In a nutshell, CRS finds that U.S. corporations report a huge share of their profits as officially earned in small, low-tax countries where they have very little investment and workforce while reporting a much smaller percentage of their profits in larger, industrial countries where they actually have massive investments and workforces.
This essentially confirms that corporations are artificially inflating the share of their profits that they claim to earn tax havens where they don’t really do much real business. Remember that offshore tax avoidance by corporations often takes the form of convoluted transactions that allow U.S. corporations to claim that most of the profits from their business are earned in offshore subsidiaries in a tax haven like Bermuda, and that the offshore subsidiary my be nothing more than a post office box.
And Bermuda is a great example. CRS finds that the amount of profits that U.S. corporations report to earn in Bermuda is 1,000 percent of Bermuda’s GDP! That’s ten times Bermuda’s gross national product — ten times the tiny country’s actual economic output. This is obviously impossible and confirms that much of the profits that U.S. corporations claim are earned there represent no actual economic activity but rather represent profits shifted from the U.S. or from other countries to take advantage of that fact that Bermuda has no corporate income tax.
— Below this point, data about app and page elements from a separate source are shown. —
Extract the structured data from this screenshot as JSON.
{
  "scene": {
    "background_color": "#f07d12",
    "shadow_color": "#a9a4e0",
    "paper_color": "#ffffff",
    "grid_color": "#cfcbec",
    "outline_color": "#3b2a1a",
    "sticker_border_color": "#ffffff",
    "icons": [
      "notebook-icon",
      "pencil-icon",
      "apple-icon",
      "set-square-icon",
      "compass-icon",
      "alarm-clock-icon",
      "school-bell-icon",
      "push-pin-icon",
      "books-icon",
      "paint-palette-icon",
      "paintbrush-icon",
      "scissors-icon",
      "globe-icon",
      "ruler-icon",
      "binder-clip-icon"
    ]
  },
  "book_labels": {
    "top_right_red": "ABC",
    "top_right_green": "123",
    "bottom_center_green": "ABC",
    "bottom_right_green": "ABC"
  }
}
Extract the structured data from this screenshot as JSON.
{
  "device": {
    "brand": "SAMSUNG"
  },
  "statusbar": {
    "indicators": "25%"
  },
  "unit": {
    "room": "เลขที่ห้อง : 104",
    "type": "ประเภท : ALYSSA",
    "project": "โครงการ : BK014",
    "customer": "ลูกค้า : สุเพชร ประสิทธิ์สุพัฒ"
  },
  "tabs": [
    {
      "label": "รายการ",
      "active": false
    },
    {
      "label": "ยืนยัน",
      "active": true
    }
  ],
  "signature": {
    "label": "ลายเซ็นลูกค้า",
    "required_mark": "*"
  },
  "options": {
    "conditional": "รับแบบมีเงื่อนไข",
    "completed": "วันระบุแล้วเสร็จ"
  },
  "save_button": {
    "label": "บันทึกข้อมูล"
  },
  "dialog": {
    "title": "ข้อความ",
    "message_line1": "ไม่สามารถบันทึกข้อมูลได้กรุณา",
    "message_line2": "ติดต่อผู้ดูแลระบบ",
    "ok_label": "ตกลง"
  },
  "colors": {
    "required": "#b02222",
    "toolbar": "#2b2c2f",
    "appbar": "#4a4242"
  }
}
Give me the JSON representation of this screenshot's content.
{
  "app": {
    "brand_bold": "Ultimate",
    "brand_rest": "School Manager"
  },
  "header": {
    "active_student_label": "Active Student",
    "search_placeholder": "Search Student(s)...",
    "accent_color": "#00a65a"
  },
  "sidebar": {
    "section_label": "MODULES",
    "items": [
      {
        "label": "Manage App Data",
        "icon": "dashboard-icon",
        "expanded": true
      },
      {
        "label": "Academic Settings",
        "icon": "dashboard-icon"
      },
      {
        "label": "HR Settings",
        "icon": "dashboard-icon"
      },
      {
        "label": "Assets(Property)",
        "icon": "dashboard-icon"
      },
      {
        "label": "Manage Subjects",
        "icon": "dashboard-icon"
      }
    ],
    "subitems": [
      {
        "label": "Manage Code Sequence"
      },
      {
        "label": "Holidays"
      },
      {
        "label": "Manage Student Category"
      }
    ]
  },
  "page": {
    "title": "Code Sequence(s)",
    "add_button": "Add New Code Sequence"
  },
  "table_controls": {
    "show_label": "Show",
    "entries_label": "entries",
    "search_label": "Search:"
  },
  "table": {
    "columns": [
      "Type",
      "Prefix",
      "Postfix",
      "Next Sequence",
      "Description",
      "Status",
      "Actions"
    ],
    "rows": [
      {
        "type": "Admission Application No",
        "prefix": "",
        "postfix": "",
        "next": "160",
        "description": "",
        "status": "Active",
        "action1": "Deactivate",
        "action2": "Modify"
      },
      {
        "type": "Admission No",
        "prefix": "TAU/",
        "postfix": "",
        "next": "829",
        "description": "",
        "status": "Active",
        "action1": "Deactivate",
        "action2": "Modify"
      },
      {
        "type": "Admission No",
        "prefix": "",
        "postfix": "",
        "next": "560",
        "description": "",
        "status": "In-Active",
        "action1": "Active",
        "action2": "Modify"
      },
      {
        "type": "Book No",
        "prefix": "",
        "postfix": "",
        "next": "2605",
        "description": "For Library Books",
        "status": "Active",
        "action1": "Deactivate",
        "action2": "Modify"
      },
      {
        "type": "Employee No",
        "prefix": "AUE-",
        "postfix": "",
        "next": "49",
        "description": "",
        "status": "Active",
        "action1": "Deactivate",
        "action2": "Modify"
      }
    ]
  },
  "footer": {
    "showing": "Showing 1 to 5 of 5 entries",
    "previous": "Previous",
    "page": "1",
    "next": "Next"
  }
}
Sadly, most of the tax dodges practiced by U.S. corporations to shift their profits to tax havens are actually legal. CTJ’s report explains what type of tax reform is needed to address this.